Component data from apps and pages

============================================================

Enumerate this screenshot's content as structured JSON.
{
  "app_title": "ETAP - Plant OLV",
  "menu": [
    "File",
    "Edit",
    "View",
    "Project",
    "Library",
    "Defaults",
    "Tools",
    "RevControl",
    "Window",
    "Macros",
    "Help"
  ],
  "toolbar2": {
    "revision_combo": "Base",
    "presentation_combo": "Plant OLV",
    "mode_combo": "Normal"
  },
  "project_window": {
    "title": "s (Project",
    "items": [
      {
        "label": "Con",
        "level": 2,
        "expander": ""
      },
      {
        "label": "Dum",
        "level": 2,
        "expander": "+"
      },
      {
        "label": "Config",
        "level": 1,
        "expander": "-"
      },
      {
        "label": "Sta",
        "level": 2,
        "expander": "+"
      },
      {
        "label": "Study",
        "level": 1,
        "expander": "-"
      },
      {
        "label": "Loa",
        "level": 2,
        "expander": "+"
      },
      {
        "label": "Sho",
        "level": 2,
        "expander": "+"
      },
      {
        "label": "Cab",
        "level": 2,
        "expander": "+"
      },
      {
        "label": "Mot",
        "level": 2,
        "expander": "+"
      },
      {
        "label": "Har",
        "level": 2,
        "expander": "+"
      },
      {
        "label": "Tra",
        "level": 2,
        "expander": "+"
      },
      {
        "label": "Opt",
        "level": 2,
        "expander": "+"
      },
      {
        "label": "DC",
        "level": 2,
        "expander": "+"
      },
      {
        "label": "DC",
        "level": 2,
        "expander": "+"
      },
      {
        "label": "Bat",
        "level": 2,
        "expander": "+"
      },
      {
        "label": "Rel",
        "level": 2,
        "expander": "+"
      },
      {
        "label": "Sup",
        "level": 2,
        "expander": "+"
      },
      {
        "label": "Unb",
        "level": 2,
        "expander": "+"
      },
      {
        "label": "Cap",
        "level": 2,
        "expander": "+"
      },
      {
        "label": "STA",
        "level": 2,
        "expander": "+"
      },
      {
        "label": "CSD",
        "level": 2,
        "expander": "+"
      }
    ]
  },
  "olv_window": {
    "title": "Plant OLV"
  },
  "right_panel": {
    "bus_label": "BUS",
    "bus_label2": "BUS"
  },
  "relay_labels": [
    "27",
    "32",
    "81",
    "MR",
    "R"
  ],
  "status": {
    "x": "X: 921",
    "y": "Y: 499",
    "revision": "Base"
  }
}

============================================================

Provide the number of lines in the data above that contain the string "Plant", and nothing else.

RESPONSE TO THE TASK. 3